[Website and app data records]
****

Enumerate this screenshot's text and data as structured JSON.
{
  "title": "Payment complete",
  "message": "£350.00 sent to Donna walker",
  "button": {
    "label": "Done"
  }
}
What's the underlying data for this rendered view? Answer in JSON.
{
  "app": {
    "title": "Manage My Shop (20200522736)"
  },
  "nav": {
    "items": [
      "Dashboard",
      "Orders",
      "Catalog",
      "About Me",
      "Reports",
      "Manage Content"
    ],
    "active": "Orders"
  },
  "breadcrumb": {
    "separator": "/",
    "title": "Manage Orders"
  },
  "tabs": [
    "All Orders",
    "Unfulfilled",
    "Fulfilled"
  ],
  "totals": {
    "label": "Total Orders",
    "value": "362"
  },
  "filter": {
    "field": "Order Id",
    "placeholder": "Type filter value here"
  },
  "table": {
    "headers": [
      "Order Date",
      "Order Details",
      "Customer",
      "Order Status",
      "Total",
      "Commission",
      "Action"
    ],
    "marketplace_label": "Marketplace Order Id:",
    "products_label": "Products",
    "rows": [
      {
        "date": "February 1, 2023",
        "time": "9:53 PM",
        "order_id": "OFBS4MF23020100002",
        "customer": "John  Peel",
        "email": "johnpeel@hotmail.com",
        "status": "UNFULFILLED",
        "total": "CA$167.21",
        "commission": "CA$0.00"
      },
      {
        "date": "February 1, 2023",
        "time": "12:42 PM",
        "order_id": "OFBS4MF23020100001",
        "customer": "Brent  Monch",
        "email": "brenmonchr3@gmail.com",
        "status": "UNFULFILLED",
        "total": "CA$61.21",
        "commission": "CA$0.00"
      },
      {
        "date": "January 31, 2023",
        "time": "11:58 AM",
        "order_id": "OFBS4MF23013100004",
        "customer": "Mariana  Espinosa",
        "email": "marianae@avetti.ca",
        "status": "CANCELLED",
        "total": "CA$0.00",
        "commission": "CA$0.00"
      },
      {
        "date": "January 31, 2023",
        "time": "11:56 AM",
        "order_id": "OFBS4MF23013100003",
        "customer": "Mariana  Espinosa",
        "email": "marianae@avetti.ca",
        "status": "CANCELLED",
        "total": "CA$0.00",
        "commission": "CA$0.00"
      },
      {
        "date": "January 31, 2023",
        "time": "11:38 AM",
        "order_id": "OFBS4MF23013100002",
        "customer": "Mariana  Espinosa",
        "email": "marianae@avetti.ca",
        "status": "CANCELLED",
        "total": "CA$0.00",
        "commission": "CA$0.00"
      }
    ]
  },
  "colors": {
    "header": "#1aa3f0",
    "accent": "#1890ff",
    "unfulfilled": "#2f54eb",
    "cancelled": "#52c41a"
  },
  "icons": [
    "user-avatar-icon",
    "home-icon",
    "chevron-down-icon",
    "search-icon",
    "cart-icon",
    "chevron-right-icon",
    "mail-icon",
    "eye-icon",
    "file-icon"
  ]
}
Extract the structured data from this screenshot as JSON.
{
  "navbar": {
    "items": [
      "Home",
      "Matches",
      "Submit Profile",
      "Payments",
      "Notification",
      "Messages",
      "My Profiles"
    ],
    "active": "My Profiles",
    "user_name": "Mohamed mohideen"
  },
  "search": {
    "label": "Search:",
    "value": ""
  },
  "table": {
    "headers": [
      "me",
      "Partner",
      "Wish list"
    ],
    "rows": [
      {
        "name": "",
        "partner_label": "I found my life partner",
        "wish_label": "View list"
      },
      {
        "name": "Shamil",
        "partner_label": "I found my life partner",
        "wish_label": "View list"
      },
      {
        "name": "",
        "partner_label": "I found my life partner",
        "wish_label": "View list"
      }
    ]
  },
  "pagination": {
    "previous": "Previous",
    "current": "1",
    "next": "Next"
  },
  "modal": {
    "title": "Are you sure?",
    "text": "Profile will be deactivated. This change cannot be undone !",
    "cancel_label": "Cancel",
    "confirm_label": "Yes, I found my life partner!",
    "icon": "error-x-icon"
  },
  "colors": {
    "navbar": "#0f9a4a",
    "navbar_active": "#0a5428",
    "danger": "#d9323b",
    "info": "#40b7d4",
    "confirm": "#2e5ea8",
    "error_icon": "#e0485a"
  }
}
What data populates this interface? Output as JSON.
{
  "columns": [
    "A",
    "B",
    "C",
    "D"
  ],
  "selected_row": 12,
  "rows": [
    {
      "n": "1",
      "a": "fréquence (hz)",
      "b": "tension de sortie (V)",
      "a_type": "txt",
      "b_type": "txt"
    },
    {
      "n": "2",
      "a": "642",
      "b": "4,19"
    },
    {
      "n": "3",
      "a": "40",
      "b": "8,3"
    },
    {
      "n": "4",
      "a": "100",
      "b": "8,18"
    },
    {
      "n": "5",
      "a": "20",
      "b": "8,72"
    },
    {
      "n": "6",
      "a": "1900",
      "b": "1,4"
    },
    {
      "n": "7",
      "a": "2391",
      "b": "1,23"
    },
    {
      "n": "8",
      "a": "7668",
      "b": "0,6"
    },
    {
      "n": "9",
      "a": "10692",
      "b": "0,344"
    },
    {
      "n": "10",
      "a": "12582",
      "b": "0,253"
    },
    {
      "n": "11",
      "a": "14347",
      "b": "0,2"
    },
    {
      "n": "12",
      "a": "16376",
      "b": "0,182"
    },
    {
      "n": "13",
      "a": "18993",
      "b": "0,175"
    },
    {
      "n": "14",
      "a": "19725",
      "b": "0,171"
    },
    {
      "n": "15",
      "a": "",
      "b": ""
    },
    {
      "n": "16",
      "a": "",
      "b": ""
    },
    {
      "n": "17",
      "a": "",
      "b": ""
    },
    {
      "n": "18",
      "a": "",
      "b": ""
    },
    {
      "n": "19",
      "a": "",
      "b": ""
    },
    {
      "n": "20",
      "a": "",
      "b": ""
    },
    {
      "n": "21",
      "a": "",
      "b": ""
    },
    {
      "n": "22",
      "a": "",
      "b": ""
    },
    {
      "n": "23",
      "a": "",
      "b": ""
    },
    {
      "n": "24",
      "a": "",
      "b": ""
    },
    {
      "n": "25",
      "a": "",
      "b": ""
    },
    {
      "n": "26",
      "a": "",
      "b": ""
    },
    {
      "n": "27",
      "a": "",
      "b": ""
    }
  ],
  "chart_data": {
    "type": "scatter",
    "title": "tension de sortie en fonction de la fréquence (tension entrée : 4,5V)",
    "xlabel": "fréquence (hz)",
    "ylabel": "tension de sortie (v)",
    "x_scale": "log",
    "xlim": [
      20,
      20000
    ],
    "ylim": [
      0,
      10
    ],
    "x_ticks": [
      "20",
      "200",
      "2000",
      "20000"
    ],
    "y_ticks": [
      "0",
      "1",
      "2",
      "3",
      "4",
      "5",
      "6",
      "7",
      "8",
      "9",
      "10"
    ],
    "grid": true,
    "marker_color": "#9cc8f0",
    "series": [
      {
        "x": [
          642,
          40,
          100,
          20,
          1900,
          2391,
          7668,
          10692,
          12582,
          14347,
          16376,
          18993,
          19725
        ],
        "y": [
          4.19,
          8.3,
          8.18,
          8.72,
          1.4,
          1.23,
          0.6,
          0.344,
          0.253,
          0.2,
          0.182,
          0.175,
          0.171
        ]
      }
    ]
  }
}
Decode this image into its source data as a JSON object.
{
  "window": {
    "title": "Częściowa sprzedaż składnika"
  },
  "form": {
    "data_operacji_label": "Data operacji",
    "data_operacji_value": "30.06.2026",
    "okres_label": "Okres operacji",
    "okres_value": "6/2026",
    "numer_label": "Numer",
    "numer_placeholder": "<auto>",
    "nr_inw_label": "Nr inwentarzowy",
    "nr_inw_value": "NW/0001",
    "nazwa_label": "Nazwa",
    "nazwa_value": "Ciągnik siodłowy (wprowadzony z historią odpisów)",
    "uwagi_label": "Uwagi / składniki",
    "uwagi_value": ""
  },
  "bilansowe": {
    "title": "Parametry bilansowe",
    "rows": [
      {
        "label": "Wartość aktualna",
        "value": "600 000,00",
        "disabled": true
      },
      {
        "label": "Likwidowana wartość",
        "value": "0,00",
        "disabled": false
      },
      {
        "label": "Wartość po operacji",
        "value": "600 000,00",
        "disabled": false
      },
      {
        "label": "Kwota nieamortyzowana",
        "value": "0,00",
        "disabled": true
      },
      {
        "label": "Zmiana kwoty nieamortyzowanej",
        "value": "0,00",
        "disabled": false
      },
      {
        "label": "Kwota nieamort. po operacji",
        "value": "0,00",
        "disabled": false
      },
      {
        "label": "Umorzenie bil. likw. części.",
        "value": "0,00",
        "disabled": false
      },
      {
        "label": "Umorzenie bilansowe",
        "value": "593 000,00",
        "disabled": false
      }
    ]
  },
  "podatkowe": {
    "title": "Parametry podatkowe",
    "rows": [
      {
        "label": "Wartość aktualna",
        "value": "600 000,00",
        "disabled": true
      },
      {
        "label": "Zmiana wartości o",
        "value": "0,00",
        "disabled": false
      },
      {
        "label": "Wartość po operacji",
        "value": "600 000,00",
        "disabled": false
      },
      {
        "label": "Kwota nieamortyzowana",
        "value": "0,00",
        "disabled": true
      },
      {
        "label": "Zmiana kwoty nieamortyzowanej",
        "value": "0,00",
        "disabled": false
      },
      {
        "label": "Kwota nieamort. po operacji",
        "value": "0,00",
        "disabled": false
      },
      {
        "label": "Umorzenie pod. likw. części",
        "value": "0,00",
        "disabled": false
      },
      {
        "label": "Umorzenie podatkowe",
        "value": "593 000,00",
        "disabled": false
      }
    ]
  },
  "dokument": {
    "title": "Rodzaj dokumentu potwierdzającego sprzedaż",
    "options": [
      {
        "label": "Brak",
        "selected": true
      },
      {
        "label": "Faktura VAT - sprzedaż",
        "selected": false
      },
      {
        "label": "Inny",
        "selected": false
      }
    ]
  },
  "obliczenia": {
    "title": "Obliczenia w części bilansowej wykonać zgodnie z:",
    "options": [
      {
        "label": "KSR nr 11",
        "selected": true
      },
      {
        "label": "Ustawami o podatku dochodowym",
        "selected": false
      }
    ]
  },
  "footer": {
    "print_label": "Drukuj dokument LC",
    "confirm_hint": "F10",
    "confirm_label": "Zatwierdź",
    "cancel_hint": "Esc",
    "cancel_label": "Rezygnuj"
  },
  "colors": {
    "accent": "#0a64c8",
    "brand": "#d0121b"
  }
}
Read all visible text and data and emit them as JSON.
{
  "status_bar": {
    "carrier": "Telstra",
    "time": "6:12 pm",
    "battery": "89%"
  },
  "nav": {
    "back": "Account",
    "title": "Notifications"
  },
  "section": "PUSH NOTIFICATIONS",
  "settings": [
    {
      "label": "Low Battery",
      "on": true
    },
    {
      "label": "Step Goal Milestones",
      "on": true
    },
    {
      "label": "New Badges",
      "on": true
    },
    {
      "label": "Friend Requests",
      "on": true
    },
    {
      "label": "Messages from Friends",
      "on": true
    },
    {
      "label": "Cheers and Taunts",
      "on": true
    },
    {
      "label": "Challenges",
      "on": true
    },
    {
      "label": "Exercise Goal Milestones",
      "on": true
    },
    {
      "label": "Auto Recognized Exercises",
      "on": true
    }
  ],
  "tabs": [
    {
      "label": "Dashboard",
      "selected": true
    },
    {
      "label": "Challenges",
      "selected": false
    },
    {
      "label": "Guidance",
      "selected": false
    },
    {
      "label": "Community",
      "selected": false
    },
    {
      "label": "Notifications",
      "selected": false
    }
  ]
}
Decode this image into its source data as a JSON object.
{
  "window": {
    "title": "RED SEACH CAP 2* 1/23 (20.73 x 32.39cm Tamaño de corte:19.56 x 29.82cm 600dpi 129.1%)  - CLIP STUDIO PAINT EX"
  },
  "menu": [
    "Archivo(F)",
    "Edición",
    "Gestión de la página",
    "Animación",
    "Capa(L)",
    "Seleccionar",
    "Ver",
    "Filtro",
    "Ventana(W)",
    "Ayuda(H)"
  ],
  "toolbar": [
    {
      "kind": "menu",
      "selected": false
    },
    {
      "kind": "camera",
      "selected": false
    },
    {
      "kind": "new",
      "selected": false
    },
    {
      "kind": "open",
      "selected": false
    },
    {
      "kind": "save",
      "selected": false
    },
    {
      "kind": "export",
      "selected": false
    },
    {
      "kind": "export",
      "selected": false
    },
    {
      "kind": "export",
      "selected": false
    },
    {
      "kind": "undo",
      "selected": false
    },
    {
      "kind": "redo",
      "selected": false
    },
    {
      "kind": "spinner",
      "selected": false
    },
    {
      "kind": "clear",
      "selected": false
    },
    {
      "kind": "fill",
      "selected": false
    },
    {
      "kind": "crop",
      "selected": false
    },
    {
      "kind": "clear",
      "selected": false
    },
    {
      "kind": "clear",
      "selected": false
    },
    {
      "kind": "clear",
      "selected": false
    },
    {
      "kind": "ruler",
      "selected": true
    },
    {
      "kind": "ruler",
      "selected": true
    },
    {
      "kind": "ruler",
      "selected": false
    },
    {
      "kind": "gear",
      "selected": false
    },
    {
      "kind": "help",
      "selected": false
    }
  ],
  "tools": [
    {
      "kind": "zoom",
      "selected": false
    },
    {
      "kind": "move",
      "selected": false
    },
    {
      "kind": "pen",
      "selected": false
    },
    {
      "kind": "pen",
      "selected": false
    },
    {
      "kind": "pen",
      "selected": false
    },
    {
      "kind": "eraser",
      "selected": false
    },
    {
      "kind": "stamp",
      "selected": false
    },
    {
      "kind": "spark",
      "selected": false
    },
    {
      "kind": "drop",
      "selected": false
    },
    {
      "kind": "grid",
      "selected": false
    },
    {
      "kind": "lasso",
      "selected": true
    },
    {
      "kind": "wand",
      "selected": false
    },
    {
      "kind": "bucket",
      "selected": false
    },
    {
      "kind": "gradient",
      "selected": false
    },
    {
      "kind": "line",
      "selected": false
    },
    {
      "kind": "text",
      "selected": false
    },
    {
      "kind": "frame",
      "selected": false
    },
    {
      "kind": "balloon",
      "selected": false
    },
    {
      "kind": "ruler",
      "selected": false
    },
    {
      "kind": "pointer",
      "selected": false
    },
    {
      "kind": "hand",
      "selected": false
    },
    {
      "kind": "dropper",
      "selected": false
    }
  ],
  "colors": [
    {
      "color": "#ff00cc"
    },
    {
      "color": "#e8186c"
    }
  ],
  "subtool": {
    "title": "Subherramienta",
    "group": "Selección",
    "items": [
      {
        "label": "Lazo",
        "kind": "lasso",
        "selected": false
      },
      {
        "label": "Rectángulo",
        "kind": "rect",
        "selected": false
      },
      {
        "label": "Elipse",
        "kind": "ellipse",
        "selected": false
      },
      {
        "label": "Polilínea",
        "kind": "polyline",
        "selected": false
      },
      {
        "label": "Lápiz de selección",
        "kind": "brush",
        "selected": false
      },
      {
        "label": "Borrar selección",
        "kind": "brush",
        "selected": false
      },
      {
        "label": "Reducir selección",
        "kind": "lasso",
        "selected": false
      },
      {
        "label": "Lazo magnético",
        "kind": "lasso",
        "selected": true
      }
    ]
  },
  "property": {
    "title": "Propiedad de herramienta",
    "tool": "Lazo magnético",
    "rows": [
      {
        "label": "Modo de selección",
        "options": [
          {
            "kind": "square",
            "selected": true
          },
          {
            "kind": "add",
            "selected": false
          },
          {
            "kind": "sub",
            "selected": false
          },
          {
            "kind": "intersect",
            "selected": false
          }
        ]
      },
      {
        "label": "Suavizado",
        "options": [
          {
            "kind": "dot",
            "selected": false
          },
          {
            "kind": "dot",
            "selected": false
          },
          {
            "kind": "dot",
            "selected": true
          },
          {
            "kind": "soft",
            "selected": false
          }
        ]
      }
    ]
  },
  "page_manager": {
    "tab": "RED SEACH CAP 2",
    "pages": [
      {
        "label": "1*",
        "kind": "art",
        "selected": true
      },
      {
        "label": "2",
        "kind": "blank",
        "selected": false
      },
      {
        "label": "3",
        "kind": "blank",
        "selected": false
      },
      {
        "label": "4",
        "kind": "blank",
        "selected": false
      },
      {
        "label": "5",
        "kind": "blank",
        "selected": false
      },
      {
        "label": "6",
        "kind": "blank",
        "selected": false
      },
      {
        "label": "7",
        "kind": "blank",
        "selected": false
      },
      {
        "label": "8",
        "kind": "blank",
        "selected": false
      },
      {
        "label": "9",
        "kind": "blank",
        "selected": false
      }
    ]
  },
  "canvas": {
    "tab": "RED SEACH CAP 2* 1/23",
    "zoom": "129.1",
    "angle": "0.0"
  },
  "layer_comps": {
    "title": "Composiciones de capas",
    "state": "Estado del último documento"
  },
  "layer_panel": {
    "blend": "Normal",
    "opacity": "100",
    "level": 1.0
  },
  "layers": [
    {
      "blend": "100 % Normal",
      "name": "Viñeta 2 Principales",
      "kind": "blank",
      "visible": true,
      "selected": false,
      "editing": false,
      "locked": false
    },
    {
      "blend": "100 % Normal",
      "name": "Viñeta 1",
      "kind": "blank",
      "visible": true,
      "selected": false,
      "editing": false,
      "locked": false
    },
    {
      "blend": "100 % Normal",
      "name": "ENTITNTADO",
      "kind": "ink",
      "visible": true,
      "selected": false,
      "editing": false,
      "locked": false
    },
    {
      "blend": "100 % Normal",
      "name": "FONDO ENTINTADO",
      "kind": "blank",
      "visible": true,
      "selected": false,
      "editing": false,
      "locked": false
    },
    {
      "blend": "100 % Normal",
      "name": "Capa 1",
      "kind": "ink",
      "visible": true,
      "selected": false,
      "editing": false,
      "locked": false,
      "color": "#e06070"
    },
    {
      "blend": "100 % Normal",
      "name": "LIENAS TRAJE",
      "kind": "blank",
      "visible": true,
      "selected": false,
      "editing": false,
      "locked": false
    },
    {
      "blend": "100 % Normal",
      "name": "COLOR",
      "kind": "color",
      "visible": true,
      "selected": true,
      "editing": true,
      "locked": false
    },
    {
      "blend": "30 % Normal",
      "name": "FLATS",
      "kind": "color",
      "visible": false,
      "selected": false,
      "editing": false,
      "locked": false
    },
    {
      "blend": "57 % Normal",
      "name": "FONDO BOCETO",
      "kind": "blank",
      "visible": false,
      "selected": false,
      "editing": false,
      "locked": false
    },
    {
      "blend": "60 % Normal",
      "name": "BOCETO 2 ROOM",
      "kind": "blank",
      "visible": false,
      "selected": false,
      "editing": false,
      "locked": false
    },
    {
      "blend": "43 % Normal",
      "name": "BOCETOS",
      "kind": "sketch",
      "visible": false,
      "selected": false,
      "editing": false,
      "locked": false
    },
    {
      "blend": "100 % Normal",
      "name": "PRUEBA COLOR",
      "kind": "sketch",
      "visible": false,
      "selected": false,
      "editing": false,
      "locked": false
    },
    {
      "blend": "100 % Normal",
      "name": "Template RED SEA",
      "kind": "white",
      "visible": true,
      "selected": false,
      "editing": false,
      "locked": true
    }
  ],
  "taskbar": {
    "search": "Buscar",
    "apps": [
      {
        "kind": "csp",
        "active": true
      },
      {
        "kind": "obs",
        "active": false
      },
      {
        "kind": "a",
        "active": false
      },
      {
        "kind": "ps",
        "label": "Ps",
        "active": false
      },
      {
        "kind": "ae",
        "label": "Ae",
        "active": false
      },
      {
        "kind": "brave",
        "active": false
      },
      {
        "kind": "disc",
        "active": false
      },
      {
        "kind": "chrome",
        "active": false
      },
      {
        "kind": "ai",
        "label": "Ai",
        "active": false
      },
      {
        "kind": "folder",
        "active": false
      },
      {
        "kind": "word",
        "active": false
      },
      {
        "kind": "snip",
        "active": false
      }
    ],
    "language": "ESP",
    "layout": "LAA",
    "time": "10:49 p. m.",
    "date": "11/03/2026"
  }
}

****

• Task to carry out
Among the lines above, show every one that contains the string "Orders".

• Answer below
      "Orders",
    "active": "Orders"
    "title": "Manage Orders"
    "All Orders",
    "label": "Total Orders",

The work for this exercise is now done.